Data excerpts
------
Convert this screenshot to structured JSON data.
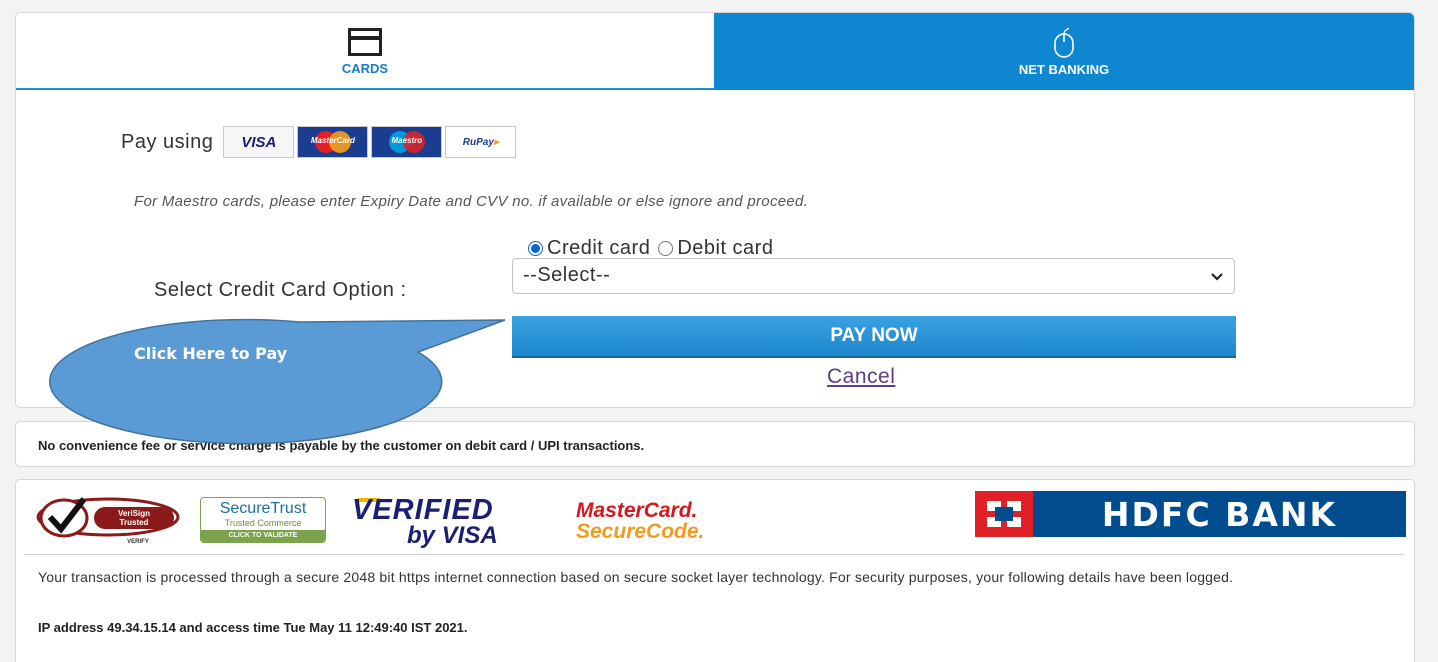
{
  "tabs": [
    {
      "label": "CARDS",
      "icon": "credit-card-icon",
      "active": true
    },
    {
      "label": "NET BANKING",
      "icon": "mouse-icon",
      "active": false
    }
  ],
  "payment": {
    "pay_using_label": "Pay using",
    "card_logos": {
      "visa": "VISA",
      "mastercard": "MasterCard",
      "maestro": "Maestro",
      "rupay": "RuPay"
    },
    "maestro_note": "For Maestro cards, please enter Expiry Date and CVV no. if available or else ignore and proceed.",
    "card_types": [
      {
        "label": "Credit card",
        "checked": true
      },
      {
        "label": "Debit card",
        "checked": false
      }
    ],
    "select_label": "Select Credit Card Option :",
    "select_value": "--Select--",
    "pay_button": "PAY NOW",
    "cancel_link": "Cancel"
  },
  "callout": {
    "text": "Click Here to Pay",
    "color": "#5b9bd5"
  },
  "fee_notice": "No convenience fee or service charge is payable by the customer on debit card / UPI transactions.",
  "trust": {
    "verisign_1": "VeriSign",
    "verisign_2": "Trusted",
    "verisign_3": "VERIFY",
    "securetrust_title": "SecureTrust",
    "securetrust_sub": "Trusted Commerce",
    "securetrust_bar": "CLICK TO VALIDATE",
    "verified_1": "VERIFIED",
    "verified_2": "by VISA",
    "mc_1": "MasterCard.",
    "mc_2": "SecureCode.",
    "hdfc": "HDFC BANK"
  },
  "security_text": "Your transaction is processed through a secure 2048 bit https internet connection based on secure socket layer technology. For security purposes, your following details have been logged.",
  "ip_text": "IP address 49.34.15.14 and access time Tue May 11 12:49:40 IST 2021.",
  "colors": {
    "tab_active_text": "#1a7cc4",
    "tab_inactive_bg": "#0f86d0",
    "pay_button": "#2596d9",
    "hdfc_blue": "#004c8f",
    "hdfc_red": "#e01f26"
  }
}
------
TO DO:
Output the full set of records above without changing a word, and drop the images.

WRITTEN ANSWER:
Convert this screenshot to structured JSON data.
{
  "tabs": [
    {
      "label": "CARDS",
      "icon": "credit-card-icon",
      "active": true
    },
    {
      "label": "NET BANKING",
      "icon": "mouse-icon",
      "active": false
    }
  ],
  "payment": {
    "pay_using_label": "Pay using",
    "card_logos": {
      "visa": "VISA",
      "mastercard": "MasterCard",
      "maestro": "Maestro",
      "rupay": "RuPay"
    },
    "maestro_note": "For Maestro cards, please enter Expiry Date and CVV no. if available or else ignore and proceed.",
    "card_types": [
      {
        "label": "Credit card",
        "checked": true
      },
      {
        "label": "Debit card",
        "checked": false
      }
    ],
    "select_label": "Select Credit Card Option :",
    "select_value": "--Select--",
    "pay_button": "PAY NOW",
    "cancel_link": "Cancel"
  },
  "callout": {
    "text": "Click Here to Pay",
    "color": "#5b9bd5"
  },
  "fee_notice": "No convenience fee or service charge is payable by the customer on debit card / UPI transactions.",
  "trust": {
    "verisign_1": "VeriSign",
    "verisign_2": "Trusted",
    "verisign_3": "VERIFY",
    "securetrust_title": "SecureTrust",
    "securetrust_sub": "Trusted Commerce",
    "securetrust_bar": "CLICK TO VALIDATE",
    "verified_1": "VERIFIED",
    "verified_2": "by VISA",
    "mc_1": "MasterCard.",
    "mc_2": "SecureCode.",
    "hdfc": "HDFC BANK"
  },
  "security_text": "Your transaction is processed through a secure 2048 bit https internet connection based on secure socket layer technology. For security purposes, your following details have been logged.",
  "ip_text": "IP address 49.34.15.14 and access time Tue May 11 12:49:40 IST 2021.",
  "colors": {
    "tab_active_text": "#1a7cc4",
    "tab_inactive_bg": "#0f86d0",
    "pay_button": "#2596d9",
    "hdfc_blue": "#004c8f",
    "hdfc_red": "#e01f26"
  }
}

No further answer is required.